What to See in England
By Gordon Home
Public Domain Books
The Isle of Athelney, and Sedgemoor
THE SCENE OF MONMOUTH’S DEFEAT
=How to get there.=–Train from Paddington. Great Western Rly. =Nearest Station.=–Athelney. =Distance from London.=–150-1/2 miles. =Average Time.=–Varies between 4-1/2 to 5-3/4 hours.
1st 2nd 3rd =Fares.=–Single 26s. 8d. 16s. 8d. 13s. 4d. Return 53s. 4d. 33s. 4d. 26s. 8d.
=Accommodation Obtainable.=–"Railway Hotel.”
The Isle of Athelney, the hiding-place of Alfred the Great, at the time when the fortunes of England lay trembling in the balance, is a slightly elevated plot of land where the river Parret joins the Tone. In Alfred’s days it was a small island surrounded by an impenetrable morass, and thickly grown with alders. Here tradition places the hut in which the king, deep in thought, allowed the good wife’s cakes to burn. Soon a little band of faithful followers joined Alfred, and together they built a causeway over the marshes, eventually constructing a fort from which successful sallies were made against the Danes in the vicinity. The rally of the Saxons round their intrepid king resulted in the victory of Ethandune, and out of gratitude for his success, Alfred built on the island an abbey, of which a few relics, including the famous Alfred Jewel, remain to-day. A monument erected by Mr. John Slade marks the spot.
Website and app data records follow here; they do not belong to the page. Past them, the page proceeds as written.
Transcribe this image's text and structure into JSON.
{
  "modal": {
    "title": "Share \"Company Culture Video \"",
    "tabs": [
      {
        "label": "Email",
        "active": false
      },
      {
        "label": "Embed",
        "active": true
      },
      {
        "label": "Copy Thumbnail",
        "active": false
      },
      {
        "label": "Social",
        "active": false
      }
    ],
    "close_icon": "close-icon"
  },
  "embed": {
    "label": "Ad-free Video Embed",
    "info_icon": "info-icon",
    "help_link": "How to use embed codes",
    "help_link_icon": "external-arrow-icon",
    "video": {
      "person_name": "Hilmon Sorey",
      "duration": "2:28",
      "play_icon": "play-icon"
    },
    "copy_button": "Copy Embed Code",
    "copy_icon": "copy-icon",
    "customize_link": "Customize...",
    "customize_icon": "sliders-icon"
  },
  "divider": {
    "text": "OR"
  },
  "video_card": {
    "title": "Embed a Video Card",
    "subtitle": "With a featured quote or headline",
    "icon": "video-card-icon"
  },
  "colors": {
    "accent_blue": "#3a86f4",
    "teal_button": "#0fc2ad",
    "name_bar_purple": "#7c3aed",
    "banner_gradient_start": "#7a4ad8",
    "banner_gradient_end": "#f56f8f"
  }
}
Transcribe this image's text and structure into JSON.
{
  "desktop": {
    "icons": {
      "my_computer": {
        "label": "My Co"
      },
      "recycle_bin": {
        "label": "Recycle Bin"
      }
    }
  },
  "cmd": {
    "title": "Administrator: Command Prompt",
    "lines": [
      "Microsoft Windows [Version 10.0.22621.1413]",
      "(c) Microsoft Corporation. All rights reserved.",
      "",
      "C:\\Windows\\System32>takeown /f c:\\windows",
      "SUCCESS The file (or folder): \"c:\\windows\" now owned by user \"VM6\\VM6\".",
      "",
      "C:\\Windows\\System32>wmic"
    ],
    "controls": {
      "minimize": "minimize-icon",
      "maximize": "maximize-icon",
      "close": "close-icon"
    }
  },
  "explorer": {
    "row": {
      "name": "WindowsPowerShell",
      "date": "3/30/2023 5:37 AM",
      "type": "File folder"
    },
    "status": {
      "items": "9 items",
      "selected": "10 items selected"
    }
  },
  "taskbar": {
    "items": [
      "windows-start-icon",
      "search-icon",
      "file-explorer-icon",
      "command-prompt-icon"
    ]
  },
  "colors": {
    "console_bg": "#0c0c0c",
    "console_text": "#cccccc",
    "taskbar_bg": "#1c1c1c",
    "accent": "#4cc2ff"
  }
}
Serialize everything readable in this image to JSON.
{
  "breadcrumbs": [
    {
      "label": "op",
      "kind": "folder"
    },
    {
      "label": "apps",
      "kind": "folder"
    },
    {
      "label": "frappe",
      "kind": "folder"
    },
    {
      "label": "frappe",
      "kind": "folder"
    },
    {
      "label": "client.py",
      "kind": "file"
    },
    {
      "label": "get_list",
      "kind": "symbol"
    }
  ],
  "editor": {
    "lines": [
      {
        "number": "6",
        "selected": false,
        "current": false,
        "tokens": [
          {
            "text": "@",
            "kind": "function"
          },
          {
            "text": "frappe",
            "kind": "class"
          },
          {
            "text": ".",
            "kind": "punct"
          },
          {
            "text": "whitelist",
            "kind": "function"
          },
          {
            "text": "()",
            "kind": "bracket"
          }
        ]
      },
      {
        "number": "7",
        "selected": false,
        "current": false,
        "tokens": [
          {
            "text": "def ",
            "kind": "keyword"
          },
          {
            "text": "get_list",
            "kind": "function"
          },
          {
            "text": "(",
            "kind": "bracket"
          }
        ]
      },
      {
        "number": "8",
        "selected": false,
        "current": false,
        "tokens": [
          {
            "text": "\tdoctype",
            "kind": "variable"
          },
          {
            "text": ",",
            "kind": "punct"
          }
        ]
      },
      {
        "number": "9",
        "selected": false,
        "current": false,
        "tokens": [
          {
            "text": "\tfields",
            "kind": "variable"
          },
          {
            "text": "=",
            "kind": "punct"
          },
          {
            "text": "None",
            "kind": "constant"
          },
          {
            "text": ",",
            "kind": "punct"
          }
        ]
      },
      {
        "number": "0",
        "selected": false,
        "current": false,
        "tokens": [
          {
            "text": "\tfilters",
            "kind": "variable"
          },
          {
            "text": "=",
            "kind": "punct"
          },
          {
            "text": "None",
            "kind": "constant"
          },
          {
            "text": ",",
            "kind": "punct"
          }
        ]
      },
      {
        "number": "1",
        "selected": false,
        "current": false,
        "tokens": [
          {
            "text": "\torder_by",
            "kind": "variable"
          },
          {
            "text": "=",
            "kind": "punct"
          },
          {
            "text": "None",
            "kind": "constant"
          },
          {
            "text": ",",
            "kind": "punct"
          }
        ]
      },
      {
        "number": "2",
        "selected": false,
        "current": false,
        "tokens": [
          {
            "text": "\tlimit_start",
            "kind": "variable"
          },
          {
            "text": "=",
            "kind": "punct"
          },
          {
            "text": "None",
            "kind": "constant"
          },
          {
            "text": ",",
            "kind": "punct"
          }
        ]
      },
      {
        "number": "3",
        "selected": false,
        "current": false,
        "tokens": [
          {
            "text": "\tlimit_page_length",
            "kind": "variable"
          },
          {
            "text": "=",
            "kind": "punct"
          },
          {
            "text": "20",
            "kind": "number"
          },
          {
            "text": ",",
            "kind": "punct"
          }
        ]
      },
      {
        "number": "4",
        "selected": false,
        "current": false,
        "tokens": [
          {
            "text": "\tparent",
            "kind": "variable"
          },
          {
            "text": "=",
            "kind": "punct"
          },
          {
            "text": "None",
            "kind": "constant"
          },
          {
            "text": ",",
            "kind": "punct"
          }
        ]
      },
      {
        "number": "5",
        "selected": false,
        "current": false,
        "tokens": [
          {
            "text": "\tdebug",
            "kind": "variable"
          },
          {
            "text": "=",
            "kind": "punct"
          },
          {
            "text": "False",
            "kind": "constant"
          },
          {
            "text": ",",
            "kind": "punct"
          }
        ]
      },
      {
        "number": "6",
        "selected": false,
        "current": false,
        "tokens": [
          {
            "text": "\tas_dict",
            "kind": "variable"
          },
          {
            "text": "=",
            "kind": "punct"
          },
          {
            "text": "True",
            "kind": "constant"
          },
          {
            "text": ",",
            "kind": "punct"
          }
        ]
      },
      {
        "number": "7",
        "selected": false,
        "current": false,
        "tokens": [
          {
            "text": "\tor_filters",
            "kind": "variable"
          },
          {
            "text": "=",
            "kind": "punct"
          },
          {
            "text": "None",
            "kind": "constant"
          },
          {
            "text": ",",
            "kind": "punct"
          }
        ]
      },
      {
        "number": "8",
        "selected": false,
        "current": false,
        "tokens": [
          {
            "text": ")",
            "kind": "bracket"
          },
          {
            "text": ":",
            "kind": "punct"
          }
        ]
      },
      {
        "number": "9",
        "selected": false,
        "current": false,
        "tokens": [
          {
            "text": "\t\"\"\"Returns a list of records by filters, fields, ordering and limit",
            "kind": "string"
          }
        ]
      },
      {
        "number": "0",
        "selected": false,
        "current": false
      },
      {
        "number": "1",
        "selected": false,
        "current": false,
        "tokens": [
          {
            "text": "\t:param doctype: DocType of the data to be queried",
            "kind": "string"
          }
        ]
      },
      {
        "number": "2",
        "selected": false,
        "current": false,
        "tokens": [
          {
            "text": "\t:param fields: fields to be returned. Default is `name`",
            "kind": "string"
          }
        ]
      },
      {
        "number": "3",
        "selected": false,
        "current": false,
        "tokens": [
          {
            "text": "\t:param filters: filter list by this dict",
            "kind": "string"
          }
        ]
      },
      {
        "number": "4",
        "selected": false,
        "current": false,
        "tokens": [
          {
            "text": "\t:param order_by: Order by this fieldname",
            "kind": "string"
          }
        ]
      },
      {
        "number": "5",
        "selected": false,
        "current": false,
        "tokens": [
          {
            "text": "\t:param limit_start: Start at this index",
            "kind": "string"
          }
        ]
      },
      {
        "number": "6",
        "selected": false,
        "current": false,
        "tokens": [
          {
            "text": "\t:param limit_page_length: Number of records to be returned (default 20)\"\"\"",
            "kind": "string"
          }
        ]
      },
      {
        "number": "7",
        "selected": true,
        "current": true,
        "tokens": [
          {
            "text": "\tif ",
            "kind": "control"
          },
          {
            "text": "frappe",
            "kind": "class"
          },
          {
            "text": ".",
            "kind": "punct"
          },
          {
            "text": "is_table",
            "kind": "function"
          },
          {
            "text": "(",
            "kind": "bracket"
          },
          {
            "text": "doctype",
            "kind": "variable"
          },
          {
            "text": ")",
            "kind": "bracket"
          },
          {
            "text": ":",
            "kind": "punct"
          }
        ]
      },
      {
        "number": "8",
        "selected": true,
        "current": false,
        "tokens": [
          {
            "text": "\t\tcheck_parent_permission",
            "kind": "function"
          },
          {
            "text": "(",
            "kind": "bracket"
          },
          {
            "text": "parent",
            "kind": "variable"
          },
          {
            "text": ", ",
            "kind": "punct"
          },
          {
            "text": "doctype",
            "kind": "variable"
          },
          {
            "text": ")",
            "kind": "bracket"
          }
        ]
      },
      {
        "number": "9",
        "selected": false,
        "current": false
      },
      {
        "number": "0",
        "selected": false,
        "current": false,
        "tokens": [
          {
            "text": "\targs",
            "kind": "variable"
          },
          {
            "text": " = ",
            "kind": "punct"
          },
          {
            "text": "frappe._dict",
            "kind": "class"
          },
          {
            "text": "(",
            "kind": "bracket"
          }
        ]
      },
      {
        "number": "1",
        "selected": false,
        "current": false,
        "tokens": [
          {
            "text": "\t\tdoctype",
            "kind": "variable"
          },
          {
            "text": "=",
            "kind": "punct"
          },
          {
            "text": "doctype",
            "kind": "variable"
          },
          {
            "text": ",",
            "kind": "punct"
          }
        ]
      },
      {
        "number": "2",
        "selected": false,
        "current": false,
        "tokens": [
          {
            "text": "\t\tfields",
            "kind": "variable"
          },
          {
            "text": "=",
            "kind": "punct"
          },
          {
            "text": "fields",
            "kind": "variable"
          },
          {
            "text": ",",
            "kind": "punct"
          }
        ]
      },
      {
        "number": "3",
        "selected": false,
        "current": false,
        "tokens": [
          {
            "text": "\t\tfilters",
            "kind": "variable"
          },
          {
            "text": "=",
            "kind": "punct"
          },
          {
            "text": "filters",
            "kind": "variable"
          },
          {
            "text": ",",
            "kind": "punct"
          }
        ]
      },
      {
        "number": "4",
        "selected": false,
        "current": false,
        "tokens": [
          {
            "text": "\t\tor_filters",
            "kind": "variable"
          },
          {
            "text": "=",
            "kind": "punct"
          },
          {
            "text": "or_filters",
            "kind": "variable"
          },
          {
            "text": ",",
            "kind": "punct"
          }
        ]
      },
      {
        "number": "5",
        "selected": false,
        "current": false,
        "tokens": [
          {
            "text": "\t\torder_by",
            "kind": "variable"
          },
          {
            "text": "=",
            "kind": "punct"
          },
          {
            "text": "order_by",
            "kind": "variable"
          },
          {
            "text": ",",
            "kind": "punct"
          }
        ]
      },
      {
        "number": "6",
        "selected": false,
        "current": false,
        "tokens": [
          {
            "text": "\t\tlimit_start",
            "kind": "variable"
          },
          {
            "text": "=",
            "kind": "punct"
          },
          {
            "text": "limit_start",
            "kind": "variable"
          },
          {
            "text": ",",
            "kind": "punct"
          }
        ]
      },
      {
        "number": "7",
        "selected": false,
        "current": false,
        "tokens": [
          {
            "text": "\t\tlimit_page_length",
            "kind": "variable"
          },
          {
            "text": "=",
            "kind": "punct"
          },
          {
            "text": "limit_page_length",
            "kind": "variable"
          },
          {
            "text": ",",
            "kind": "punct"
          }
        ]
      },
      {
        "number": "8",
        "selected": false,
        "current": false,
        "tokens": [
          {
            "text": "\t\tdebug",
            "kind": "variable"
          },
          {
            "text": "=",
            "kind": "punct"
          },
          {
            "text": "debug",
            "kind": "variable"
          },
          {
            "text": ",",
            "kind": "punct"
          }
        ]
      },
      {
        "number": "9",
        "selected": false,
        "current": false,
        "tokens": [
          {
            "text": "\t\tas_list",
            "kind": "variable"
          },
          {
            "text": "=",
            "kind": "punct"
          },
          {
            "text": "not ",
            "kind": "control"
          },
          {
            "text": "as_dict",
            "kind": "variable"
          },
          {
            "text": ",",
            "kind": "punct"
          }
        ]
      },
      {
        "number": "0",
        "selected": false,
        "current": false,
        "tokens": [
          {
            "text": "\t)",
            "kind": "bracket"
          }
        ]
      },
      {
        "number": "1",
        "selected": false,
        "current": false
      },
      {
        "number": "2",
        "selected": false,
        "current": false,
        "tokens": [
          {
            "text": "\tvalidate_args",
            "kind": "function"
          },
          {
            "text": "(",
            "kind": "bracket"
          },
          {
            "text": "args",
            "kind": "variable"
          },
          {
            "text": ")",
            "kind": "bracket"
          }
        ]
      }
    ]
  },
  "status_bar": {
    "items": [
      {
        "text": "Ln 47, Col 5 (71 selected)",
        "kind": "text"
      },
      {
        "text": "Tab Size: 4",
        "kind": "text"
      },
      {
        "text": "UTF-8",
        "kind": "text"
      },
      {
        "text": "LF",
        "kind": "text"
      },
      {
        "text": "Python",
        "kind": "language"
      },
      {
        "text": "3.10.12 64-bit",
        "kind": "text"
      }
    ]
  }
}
A mile to the north is Boroughbridge with its solitary hill, on which many believe that Alfred built his chief fort. The hill is now crowned by the ruins of St. Michael’s Church, St. Michael being the saint whose name is associated with most of our hill-top shrines. Ling, the next village, is thought to be a corruption of Atheling.
Athelney is on the edge of the flat valley of Sedgemoor, the scene of Monmouth’s defeat in 1685. The royal troops were quartered in the villages of Weston Zoyland, Middlezoy, and Chedzoy, their headquarters being Weston Zoyland, round which the battle raged most fiercely. Knowing the carelessness that prevailed in the royal camp, Monmouth attempted a night attack. On Sunday night, July 5, therefore, his troops stole out. But they were foiled and trapped by the broad ditches called “rhines,” in which they lost their way in a helpless fashion, and a pistol that went off in the confusion roused the Royalists, with the result that Monmouth’s followers were hopelessly routed, a thousand being slain.
[Illustration: THE “ISLAND” OF ATHELNEY.
The Alfred memorial is in the foreground, and in the distance is the “Mump,” the lonely hill surmounted by the ruined church of Boroughbridge.]